*** Opening of EXERCISE MATERIAL ***
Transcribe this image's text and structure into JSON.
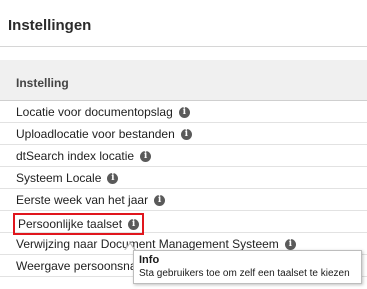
{
  "panel": {
    "title": "Instellingen"
  },
  "table": {
    "header": "Instelling",
    "rows": [
      {
        "label": "Locatie voor documentopslag"
      },
      {
        "label": "Uploadlocatie voor bestanden"
      },
      {
        "label": "dtSearch index locatie"
      },
      {
        "label": "Systeem Locale"
      },
      {
        "label": "Eerste week van het jaar"
      },
      {
        "label": "Persoonlijke taalset"
      },
      {
        "label": "Verwijzing naar Document Management Systeem"
      },
      {
        "label": "Weergave persoonsnaam"
      }
    ]
  },
  "tooltip": {
    "title": "Info",
    "body": "Sta gebruikers toe om zelf een taalset te kiezen"
  },
  "colors": {
    "highlight_border": "#e0161d",
    "header_bg": "#f0f0f0",
    "info_icon": "#5a5a5a"
  },
  "icons": {
    "info": "info-icon"
  }
}
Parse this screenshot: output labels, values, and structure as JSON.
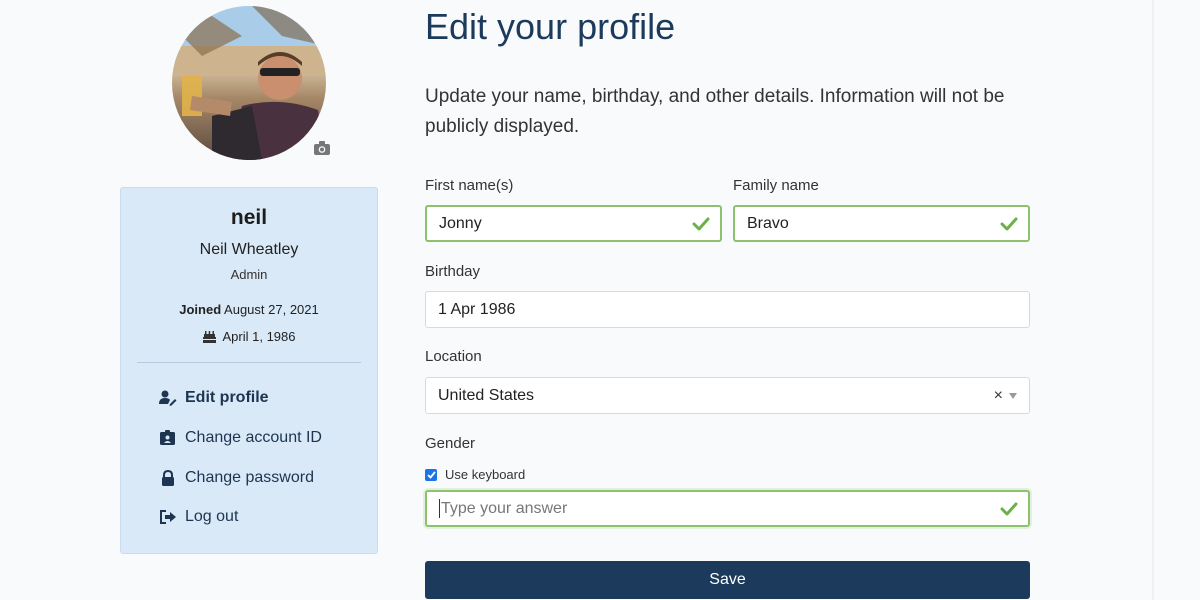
{
  "sidebar": {
    "username": "neil",
    "full_name": "Neil Wheatley",
    "role": "Admin",
    "joined_label": "Joined",
    "joined_date": "August 27, 2021",
    "birthday": "April 1, 1986",
    "menu": [
      {
        "label": "Edit profile",
        "icon": "user-edit-icon",
        "active": true
      },
      {
        "label": "Change account ID",
        "icon": "id-card-icon",
        "active": false
      },
      {
        "label": "Change password",
        "icon": "lock-icon",
        "active": false
      },
      {
        "label": "Log out",
        "icon": "sign-out-icon",
        "active": false
      }
    ]
  },
  "form": {
    "title": "Edit your profile",
    "intro": "Update your name, birthday, and other details. Information will not be publicly displayed.",
    "first_name": {
      "label": "First name(s)",
      "value": "Jonny"
    },
    "family_name": {
      "label": "Family name",
      "value": "Bravo"
    },
    "birthday": {
      "label": "Birthday",
      "value": "1 Apr 1986"
    },
    "location": {
      "label": "Location",
      "value": "United States",
      "clear": "×"
    },
    "gender": {
      "label": "Gender",
      "checkbox_label": "Use keyboard",
      "placeholder": "Type your answer"
    },
    "save_label": "Save"
  },
  "colors": {
    "primary": "#1b3a5c",
    "card_bg": "#d9e9f8",
    "valid": "#6bb04a",
    "checkbox": "#1a73e8"
  }
}
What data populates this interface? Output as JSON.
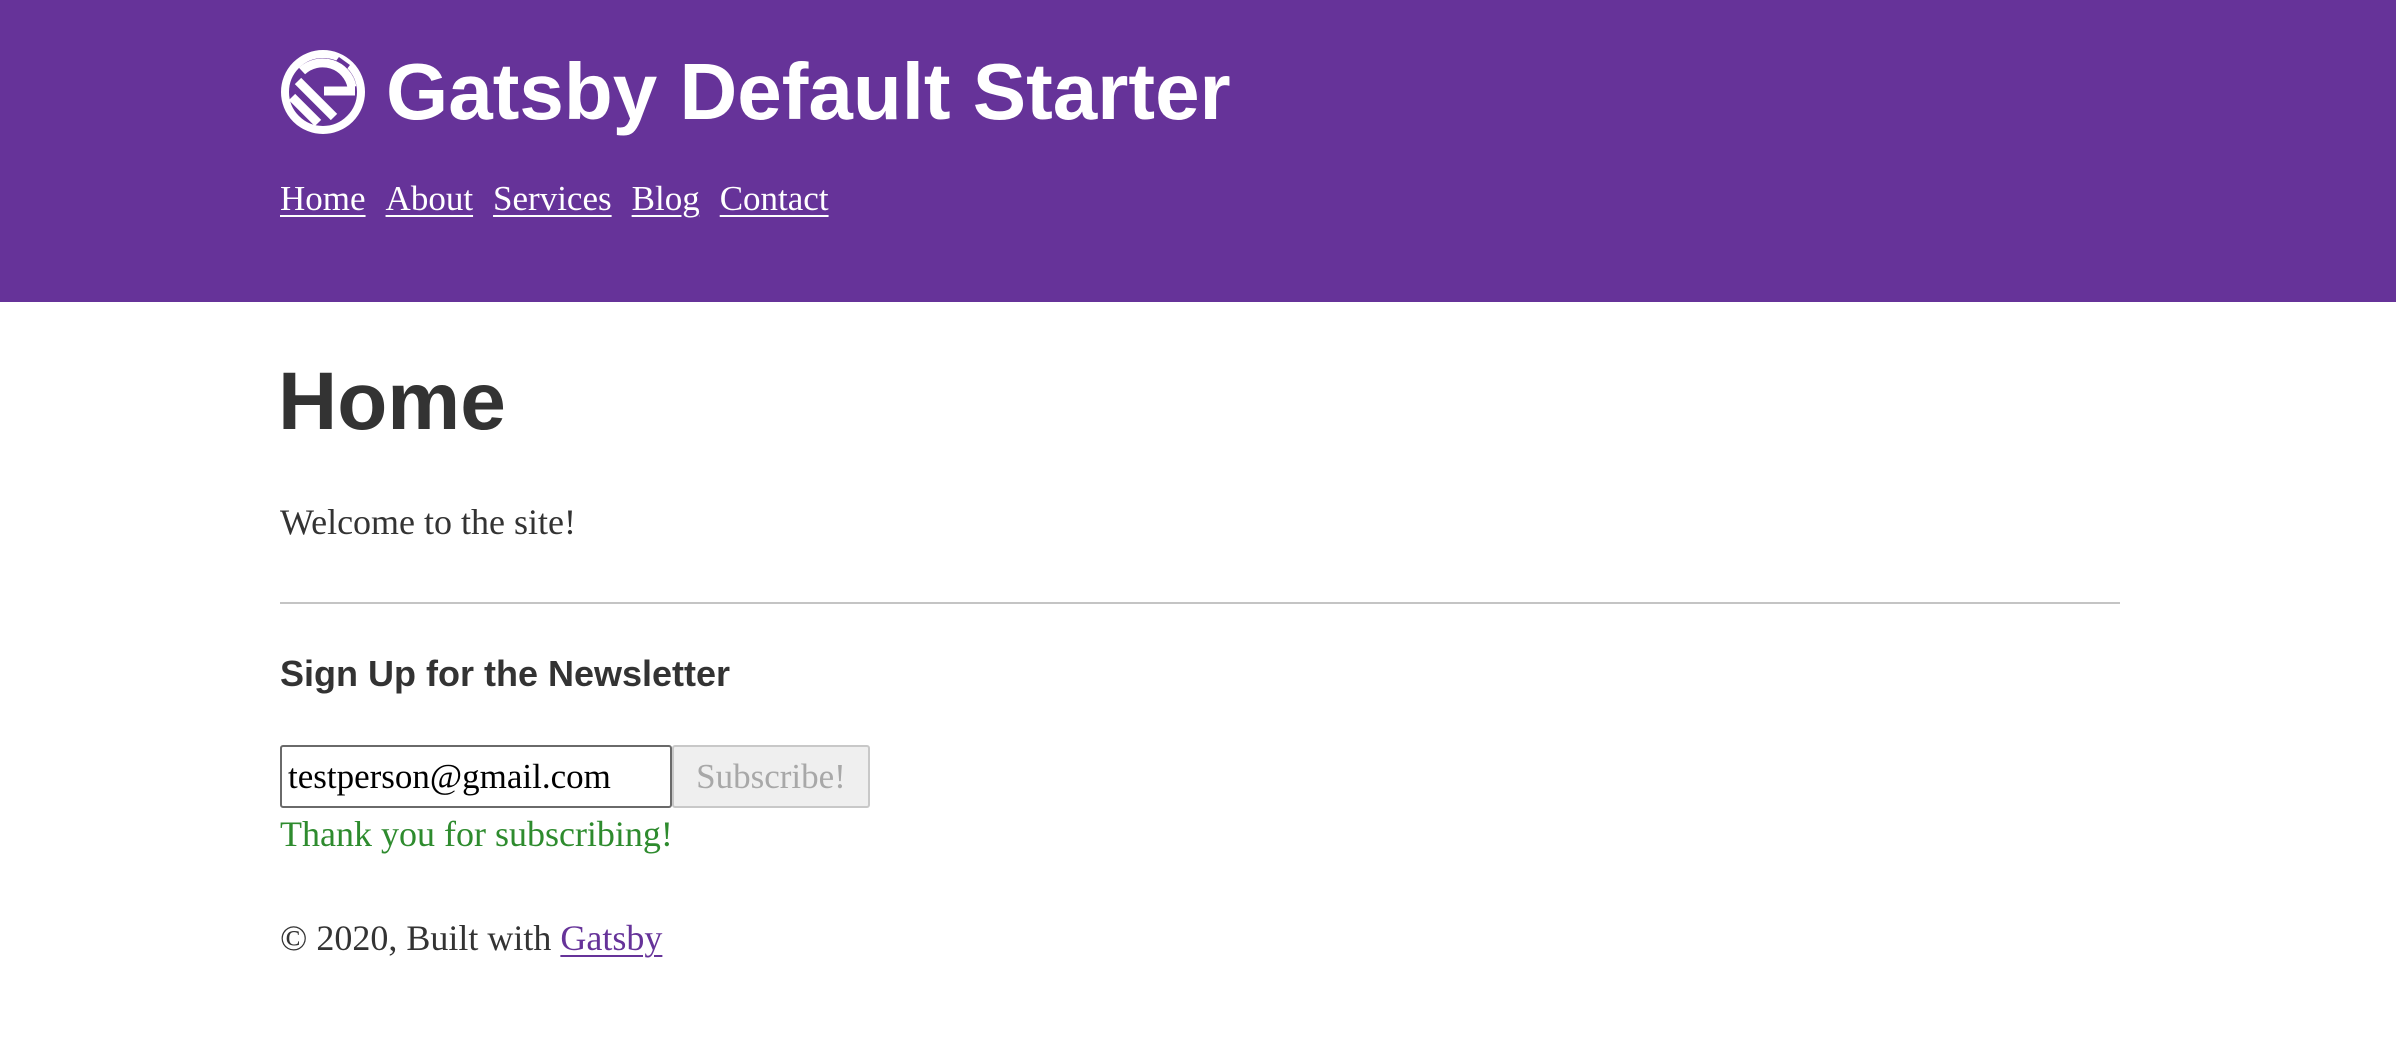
{
  "header": {
    "site_title": "Gatsby Default Starter",
    "logo_icon": "gatsby-logo-icon",
    "nav": [
      {
        "label": "Home"
      },
      {
        "label": "About"
      },
      {
        "label": "Services"
      },
      {
        "label": "Blog"
      },
      {
        "label": "Contact"
      }
    ]
  },
  "main": {
    "title": "Home",
    "welcome": "Welcome to the site!",
    "newsletter": {
      "heading": "Sign Up for the Newsletter",
      "email_value": "testperson@gmail.com",
      "button_label": "Subscribe!",
      "success_message": "Thank you for subscribing!"
    }
  },
  "footer": {
    "text": "© 2020, Built with",
    "link_label": "Gatsby"
  },
  "colors": {
    "brand": "#663399",
    "success": "#2e8b2e",
    "text": "#333333"
  }
}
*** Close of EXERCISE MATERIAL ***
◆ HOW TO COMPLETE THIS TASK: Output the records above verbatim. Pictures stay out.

◆ RESPONSE:
Transcribe this image's text and structure into JSON.
{
  "panel": {
    "title": "Instellingen"
  },
  "table": {
    "header": "Instelling",
    "rows": [
      {
        "label": "Locatie voor documentopslag"
      },
      {
        "label": "Uploadlocatie voor bestanden"
      },
      {
        "label": "dtSearch index locatie"
      },
      {
        "label": "Systeem Locale"
      },
      {
        "label": "Eerste week van het jaar"
      },
      {
        "label": "Persoonlijke taalset"
      },
      {
        "label": "Verwijzing naar Document Management Systeem"
      },
      {
        "label": "Weergave persoonsnaam"
      }
    ]
  },
  "tooltip": {
    "title": "Info",
    "body": "Sta gebruikers toe om zelf een taalset te kiezen"
  },
  "colors": {
    "highlight_border": "#e0161d",
    "header_bg": "#f0f0f0",
    "info_icon": "#5a5a5a"
  },
  "icons": {
    "info": "info-icon"
  }
}
Parse this screenshot: output labels, values, and structure as JSON.
{
  "sidebar": {
    "username": "neil",
    "full_name": "Neil Wheatley",
    "role": "Admin",
    "joined_label": "Joined",
    "joined_date": "August 27, 2021",
    "birthday": "April 1, 1986",
    "menu": [
      {
        "label": "Edit profile",
        "icon": "user-edit-icon",
        "active": true
      },
      {
        "label": "Change account ID",
        "icon": "id-card-icon",
        "active": false
      },
      {
        "label": "Change password",
        "icon": "lock-icon",
        "active": false
      },
      {
        "label": "Log out",
        "icon": "sign-out-icon",
        "active": false
      }
    ]
  },
  "form": {
    "title": "Edit your profile",
    "intro": "Update your name, birthday, and other details. Information will not be publicly displayed.",
    "first_name": {
      "label": "First name(s)",
      "value": "Jonny"
    },
    "family_name": {
      "label": "Family name",
      "value": "Bravo"
    },
    "birthday": {
      "label": "Birthday",
      "value": "1 Apr 1986"
    },
    "location": {
      "label": "Location",
      "value": "United States",
      "clear": "×"
    },
    "gender": {
      "label": "Gender",
      "checkbox_label": "Use keyboard",
      "placeholder": "Type your answer"
    },
    "save_label": "Save"
  },
  "colors": {
    "primary": "#1b3a5c",
    "card_bg": "#d9e9f8",
    "valid": "#6bb04a",
    "checkbox": "#1a73e8"
  }
}
What data populates this interface? Output as JSON.
{
  "header": {
    "site_title": "Gatsby Default Starter",
    "logo_icon": "gatsby-logo-icon",
    "nav": [
      {
        "label": "Home"
      },
      {
        "label": "About"
      },
      {
        "label": "Services"
      },
      {
        "label": "Blog"
      },
      {
        "label": "Contact"
      }
    ]
  },
  "main": {
    "title": "Home",
    "welcome": "Welcome to the site!",
    "newsletter": {
      "heading": "Sign Up for the Newsletter",
      "email_value": "testperson@gmail.com",
      "button_label": "Subscribe!",
      "success_message": "Thank you for subscribing!"
    }
  },
  "footer": {
    "text": "© 2020, Built with",
    "link_label": "Gatsby"
  },
  "colors": {
    "brand": "#663399",
    "success": "#2e8b2e",
    "text": "#333333"
  }
}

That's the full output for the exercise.